[Exercise data — start]
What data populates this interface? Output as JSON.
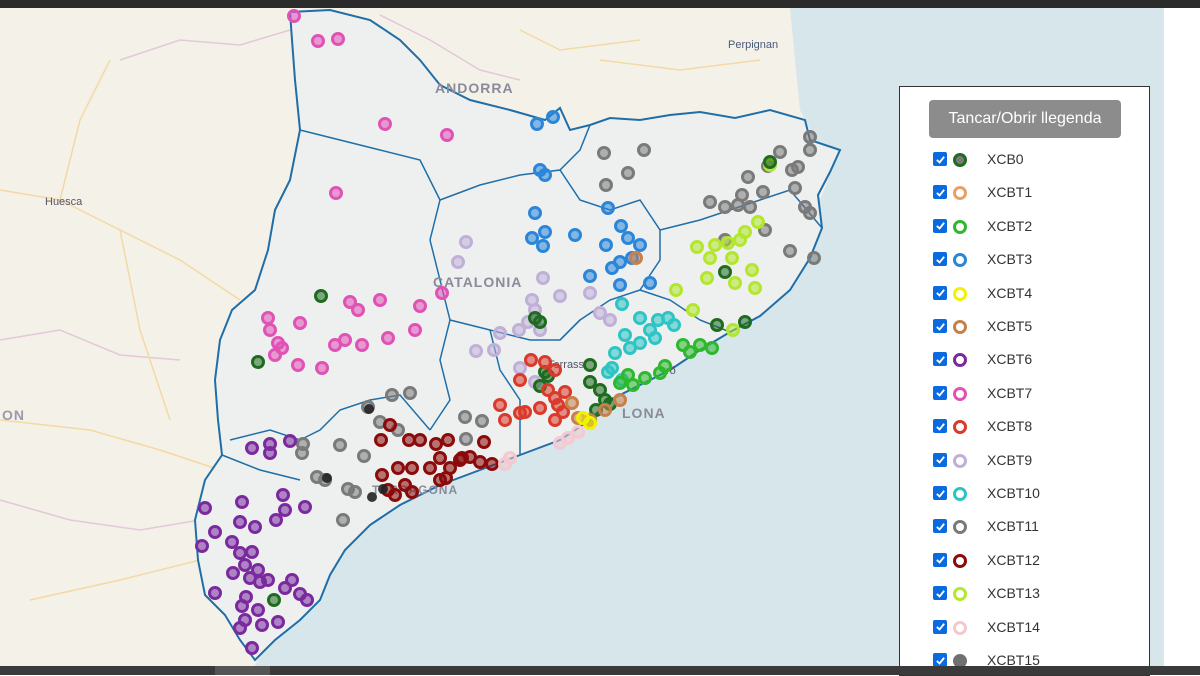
{
  "map": {
    "labels": {
      "perpignan": "Perpignan",
      "andorra": "ANDORRA",
      "huesca": "Huesca",
      "catalonia": "CATALONIA",
      "terrassa": "Terrass",
      "mataro": "ró",
      "barcelona": "LONA",
      "tarragona": "TARRAGONA",
      "aragon": "ON"
    },
    "colors": {
      "land": "#f4f1e9",
      "sea": "#d6e6ea",
      "catalonia": "#eef0ef",
      "border": "#1f6ea8",
      "roads": "#f3d9a4"
    }
  },
  "legend": {
    "toggle_label": "Tancar/Obrir llegenda",
    "items": [
      {
        "name": "XCB0",
        "color": "#1f6b1f",
        "checked": true
      },
      {
        "name": "XCBT1",
        "color": "#e8a066",
        "checked": true
      },
      {
        "name": "XCBT2",
        "color": "#2eb82e",
        "checked": true
      },
      {
        "name": "XCBT3",
        "color": "#2b86d9",
        "checked": true
      },
      {
        "name": "XCBT4",
        "color": "#f2f200",
        "checked": true
      },
      {
        "name": "XCBT5",
        "color": "#c8804a",
        "checked": true
      },
      {
        "name": "XCBT6",
        "color": "#7a2a9e",
        "checked": true
      },
      {
        "name": "XCBT7",
        "color": "#e052b5",
        "checked": true
      },
      {
        "name": "XCBT8",
        "color": "#d93a2b",
        "checked": true
      },
      {
        "name": "XCBT9",
        "color": "#c0b0d8",
        "checked": true
      },
      {
        "name": "XCBT10",
        "color": "#2ec4c4",
        "checked": true
      },
      {
        "name": "XCBT11",
        "color": "#7a7a7a",
        "checked": true
      },
      {
        "name": "XCBT12",
        "color": "#8b0a0a",
        "checked": true
      },
      {
        "name": "XCBT13",
        "color": "#b3e62e",
        "checked": true
      },
      {
        "name": "XCBT14",
        "color": "#f5c9d0",
        "checked": true
      },
      {
        "name": "XCBT15",
        "color": "#707070",
        "checked": true
      }
    ]
  }
}
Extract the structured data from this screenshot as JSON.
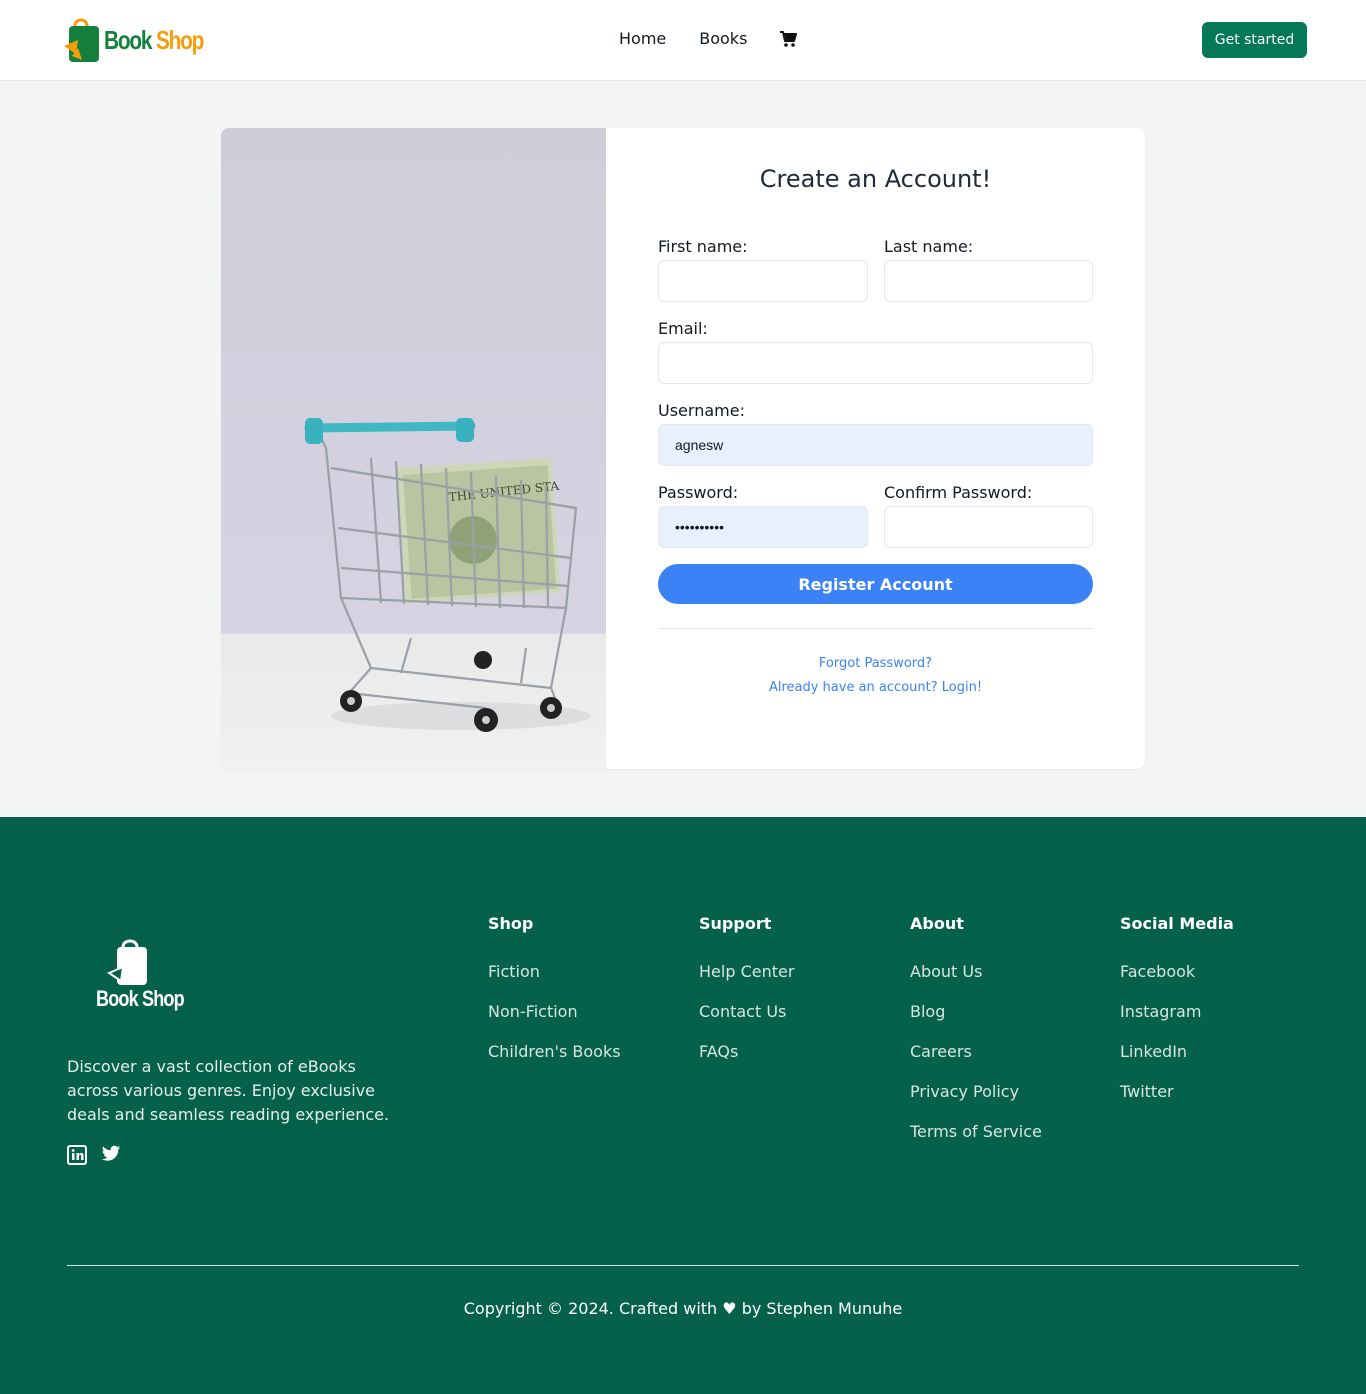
{
  "header": {
    "logo_word1": "Book",
    "logo_word2": "Shop",
    "nav": {
      "home": "Home",
      "books": "Books"
    },
    "cart_icon": "cart-icon",
    "get_started": "Get started"
  },
  "form": {
    "title": "Create an Account!",
    "first_name_label": "First name:",
    "last_name_label": "Last name:",
    "email_label": "Email:",
    "username_label": "Username:",
    "username_value": "agnesw",
    "password_label": "Password:",
    "password_value": "••••••••••",
    "confirm_password_label": "Confirm Password:",
    "register_label": "Register Account",
    "forgot_password": "Forgot Password?",
    "login_link": "Already have an account? Login!"
  },
  "footer": {
    "logo_text": "Book Shop",
    "description": "Discover a vast collection of eBooks across various genres. Enjoy exclusive deals and seamless reading experience.",
    "social_icons": [
      "linkedin-icon",
      "twitter-icon"
    ],
    "columns": [
      {
        "title": "Shop",
        "items": [
          "Fiction",
          "Non-Fiction",
          "Children's Books"
        ]
      },
      {
        "title": "Support",
        "items": [
          "Help Center",
          "Contact Us",
          "FAQs"
        ]
      },
      {
        "title": "About",
        "items": [
          "About Us",
          "Blog",
          "Careers",
          "Privacy Policy",
          "Terms of Service"
        ]
      },
      {
        "title": "Social Media",
        "items": [
          "Facebook",
          "Instagram",
          "LinkedIn",
          "Twitter"
        ]
      }
    ],
    "copyright": "Copyright © 2024. Crafted with ♥ by Stephen Munuhe"
  },
  "colors": {
    "brand_green": "#047857",
    "footer_bg": "#06614a",
    "primary_blue": "#3b82f6",
    "logo_orange": "#f59e0b"
  }
}
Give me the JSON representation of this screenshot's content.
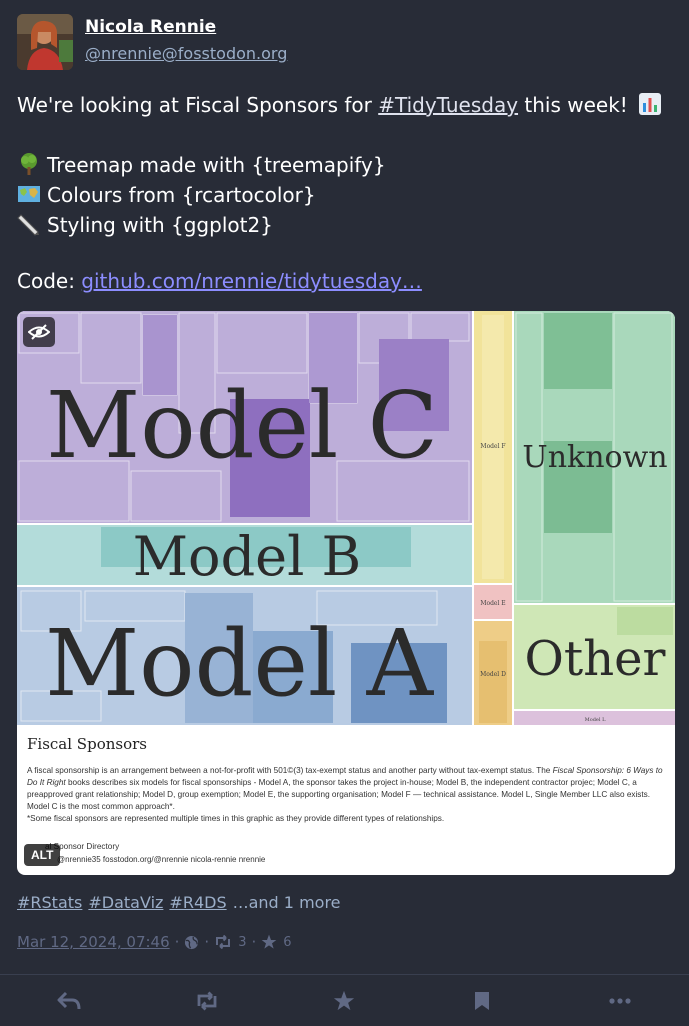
{
  "author": {
    "display_name": "Nicola Rennie",
    "handle": "@nrennie@fosstodon.org"
  },
  "content": {
    "line1_prefix": "We're looking at Fiscal Sponsors for ",
    "line1_hashtag": "#TidyTuesday",
    "line1_suffix": " this week!",
    "bullet1": "Treemap made with {treemapify}",
    "bullet2": "Colours from {rcartocolor}",
    "bullet3": "Styling with {ggplot2}",
    "code_label": "Code: ",
    "code_link": "github.com/nrennie/tidytuesday…"
  },
  "media": {
    "alt_badge": "ALT",
    "treemap_labels": {
      "model_c": "Model C",
      "model_b": "Model B",
      "model_a": "Model A",
      "unknown": "Unknown",
      "other": "Other",
      "model_f": "Model F",
      "model_e": "Model E",
      "model_d": "Model D",
      "model_l": "Model L"
    },
    "caption_title": "Fiscal Sponsors",
    "caption_body_1": "A fiscal sponsorship is an arrangement between a not-for-profit with 501©(3) tax-exempt status and another party without tax-exempt status. The ",
    "caption_body_book": "Fiscal Sponsorship: 6 Ways to Do It Right",
    "caption_body_2": " books describes six models for fiscal sponsorships - Model A, the sponsor takes the project in-house; Model B, the independent contractor projec; Model C, a preapproved grant relationship; Model D, group exemption; Model E, the supporting organisation; Model F — technical assistance. Model L, Single Member LLC also exists. Model C is the most common approach*.",
    "caption_note": "*Some fiscal sponsors are represented multiple times in this graphic as they provide different types of relationships.",
    "caption_source": "al Sponsor Directory",
    "caption_social": "@nrennie35   fosstodon.org/@nrennie   nicola-rennie   nrennie",
    "colors": {
      "model_c": "#b9a8d6",
      "model_b": "#a9d6d4",
      "model_a": "#b3c6df",
      "unknown": "#a6d6b8",
      "other": "#cde6b4",
      "model_f": "#f3e6a0",
      "model_e": "#f0c4c4",
      "model_d": "#f0d08a",
      "model_l": "#dcc0dc"
    }
  },
  "hashtags": [
    "#RStats",
    "#DataViz",
    "#R4DS"
  ],
  "hashtags_more": "…and 1 more",
  "meta": {
    "timestamp": "Mar 12, 2024, 07:46",
    "boosts": "3",
    "favourites": "6"
  },
  "theme": {
    "background": "#282c37",
    "accent": "#8c8dff",
    "muted": "#606984"
  }
}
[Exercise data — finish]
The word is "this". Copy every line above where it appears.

Problem solution:
What data populates this interface? Output as JSON.
Extract the structured data from this screenshot as JSON.
Give me the JSON representation of this screenshot's content.
    "line1_suffix": " this week!",
    "caption_note": "*Some fiscal sponsors are represented multiple times in this graphic as they provide different types of relationships.",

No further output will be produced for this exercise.